It took Bernard Mass' final partner at Whiteworth a long time to conclude that something was amiss.
Chhagan "Jack" Vasoya, an Indian-born pharmacist who linked up with Mass through a classified ad, shook off warnings from Mass' employees--not to mention his own attorney and accountant--in taking on the task of bringing the drug company back to life after its move to San Bernardino.
But while Vasoya struggled for months to regain the drug manufacturing license lost when the company left Gardena, his partner seemed strangely detached. Mass would disappear on paydays, Vasoya recalled. The $500,000 he promised to invest in the company--by then renamed Trans-World Pharmaceuticals--never materialized.
"I realized at one point that Trans-World was a show to show people he is doing a business," said Vasoya, a small, black-haired man with dark eyes and a rich accent. "Several people asked me, 'Is this really a business? Is Bernie really involved in it?' "

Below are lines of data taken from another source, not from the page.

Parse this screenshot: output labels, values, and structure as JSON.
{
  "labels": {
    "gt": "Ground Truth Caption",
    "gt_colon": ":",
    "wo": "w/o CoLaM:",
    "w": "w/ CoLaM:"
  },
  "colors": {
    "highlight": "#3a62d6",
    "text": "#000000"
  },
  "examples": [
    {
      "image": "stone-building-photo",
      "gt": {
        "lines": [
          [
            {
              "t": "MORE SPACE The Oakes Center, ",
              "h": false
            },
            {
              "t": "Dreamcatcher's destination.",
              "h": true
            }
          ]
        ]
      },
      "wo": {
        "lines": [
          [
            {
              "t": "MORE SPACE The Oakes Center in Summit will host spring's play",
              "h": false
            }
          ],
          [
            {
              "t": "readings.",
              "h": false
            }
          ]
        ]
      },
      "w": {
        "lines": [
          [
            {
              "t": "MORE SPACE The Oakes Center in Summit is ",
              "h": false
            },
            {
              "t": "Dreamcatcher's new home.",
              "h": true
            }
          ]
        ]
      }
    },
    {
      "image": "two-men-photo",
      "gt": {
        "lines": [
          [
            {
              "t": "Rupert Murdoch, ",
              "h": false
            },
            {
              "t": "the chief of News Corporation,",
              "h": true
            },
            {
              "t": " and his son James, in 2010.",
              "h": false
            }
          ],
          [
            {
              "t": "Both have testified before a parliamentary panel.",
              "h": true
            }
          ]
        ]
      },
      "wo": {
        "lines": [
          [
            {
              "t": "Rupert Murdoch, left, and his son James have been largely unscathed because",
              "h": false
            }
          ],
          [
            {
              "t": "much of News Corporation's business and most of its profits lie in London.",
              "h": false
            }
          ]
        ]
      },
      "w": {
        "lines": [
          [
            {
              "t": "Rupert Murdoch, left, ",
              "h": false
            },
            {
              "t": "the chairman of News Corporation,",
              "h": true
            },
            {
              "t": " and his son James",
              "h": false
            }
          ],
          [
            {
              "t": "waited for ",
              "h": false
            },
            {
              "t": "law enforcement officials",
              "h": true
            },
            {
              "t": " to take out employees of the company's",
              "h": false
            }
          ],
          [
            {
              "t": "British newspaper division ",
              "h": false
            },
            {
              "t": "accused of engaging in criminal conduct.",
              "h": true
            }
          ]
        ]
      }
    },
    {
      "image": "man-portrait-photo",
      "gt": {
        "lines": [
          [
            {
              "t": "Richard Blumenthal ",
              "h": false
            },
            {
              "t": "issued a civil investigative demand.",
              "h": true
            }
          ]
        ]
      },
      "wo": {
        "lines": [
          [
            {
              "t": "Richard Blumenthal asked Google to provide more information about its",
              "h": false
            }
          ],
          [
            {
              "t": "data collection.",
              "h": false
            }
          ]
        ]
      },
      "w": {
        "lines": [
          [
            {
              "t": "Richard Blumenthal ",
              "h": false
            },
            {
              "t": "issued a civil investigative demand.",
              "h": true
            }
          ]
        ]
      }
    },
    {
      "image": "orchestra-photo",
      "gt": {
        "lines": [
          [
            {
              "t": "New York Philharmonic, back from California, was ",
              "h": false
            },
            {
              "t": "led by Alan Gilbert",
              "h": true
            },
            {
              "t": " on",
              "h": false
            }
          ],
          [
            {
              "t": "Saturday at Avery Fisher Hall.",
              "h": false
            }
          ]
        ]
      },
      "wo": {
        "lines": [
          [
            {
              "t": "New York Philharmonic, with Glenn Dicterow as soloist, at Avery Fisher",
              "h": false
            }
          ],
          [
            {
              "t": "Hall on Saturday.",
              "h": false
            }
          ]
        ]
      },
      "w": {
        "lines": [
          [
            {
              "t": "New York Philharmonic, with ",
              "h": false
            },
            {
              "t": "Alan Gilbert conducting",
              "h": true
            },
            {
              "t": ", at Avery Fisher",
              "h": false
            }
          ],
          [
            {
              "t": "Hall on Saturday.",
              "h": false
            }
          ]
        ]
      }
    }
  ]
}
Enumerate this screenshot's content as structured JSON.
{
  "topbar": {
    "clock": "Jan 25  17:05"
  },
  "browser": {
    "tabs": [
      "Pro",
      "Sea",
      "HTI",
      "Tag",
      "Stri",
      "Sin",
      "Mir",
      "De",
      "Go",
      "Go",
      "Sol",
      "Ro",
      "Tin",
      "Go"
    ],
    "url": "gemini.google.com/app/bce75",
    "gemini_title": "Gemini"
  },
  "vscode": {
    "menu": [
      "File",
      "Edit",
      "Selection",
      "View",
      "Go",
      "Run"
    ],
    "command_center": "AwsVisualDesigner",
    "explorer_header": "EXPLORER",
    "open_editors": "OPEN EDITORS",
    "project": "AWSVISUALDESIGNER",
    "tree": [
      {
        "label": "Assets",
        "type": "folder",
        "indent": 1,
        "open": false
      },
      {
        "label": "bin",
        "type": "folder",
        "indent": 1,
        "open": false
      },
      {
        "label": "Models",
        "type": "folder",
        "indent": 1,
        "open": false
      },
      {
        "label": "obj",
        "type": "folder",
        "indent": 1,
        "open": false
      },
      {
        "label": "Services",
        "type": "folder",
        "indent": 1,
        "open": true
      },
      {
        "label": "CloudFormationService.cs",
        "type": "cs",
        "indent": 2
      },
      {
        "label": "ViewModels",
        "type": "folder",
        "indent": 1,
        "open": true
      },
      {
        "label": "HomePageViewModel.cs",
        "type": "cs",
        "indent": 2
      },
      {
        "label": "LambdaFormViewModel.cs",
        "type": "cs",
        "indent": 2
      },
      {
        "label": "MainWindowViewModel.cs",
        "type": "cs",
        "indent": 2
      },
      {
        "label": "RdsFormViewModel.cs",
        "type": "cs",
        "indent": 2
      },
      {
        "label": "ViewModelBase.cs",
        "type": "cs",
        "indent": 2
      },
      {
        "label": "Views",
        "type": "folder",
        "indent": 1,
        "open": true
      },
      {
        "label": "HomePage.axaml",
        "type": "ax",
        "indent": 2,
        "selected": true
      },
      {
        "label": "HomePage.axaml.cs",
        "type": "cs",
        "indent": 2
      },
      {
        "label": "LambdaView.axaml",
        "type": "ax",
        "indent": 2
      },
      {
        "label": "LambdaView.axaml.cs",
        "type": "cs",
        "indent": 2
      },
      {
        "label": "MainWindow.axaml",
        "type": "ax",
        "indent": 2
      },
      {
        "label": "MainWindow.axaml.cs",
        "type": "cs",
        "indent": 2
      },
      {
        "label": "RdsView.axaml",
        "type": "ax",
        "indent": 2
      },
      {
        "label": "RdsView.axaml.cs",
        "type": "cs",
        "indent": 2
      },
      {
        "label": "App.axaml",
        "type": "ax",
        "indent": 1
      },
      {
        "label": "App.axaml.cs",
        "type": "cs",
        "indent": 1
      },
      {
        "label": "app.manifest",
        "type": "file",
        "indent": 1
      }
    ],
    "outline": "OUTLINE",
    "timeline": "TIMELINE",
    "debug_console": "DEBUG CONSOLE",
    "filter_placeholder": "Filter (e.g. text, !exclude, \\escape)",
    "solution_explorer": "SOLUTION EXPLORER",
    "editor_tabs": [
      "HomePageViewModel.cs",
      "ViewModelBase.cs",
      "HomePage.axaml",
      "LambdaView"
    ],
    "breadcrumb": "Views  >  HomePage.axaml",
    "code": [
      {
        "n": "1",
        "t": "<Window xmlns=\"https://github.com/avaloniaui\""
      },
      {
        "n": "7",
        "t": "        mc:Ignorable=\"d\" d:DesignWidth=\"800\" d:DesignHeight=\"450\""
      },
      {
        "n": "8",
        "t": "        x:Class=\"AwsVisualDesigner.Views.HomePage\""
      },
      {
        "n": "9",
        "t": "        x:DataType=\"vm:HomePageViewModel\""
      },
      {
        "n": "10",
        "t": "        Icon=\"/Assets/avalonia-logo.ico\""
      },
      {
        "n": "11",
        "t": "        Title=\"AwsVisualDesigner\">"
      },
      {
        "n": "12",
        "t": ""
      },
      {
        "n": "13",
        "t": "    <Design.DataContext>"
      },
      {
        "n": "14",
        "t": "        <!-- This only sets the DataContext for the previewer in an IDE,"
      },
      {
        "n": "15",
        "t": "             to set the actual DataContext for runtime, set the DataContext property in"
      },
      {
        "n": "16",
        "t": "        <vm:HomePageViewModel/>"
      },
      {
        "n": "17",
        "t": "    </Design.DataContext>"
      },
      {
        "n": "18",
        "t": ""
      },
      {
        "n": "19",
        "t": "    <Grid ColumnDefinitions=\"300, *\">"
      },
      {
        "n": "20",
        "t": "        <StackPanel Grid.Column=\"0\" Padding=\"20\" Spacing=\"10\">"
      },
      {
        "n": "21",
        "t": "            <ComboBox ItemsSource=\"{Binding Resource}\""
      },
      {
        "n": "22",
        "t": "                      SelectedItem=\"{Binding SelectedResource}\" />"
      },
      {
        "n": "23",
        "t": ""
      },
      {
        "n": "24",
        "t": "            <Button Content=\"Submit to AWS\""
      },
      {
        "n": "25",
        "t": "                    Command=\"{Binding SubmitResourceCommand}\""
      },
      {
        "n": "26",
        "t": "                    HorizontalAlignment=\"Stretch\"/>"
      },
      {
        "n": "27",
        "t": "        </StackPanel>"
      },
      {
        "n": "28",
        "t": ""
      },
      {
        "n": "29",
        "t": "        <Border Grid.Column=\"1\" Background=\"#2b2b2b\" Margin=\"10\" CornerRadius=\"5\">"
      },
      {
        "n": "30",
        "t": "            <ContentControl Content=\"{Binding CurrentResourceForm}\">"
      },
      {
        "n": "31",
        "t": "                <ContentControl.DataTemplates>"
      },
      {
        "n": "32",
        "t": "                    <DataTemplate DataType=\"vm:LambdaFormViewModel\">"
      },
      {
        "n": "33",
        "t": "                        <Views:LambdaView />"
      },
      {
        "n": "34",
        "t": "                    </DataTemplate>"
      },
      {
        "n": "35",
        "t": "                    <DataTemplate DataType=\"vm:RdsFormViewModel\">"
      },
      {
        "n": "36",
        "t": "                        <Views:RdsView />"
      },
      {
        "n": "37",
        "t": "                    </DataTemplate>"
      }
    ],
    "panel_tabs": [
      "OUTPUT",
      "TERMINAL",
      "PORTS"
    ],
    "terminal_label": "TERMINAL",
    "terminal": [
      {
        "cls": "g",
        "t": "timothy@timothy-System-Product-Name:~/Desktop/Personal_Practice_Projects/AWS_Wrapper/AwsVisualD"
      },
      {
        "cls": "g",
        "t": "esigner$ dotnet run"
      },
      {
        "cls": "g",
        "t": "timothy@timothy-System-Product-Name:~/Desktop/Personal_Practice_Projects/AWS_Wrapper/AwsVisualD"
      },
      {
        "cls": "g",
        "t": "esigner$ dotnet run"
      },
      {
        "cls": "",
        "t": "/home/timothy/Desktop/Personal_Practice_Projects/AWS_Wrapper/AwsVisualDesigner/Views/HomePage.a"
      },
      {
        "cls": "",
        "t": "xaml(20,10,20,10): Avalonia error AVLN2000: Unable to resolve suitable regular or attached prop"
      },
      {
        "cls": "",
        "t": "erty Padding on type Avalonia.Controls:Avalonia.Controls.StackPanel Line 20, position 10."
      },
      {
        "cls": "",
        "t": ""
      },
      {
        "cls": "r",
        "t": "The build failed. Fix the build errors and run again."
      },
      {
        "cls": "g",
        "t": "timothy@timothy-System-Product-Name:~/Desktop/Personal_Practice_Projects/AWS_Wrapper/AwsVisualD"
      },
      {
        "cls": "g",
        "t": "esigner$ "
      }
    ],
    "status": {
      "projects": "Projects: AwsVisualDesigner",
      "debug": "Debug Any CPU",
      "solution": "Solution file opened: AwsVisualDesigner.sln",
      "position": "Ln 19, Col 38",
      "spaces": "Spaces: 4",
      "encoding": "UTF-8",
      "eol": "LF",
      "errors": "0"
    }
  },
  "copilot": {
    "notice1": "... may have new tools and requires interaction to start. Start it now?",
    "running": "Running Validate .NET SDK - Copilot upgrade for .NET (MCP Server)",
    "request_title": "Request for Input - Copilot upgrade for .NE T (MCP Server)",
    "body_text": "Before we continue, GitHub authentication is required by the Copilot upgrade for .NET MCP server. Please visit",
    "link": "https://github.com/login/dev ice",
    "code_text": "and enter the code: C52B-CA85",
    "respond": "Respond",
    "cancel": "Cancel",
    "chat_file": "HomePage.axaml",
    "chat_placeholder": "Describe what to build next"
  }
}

For his $25,000 investment, Vasoya finally had a new license in hand by March, 1990. The state regulators who issued it knew none of the details of Whiteworth's tumultuous past; by law, the Department of Health Services is prohibited from inquiring into the finances of its licensees.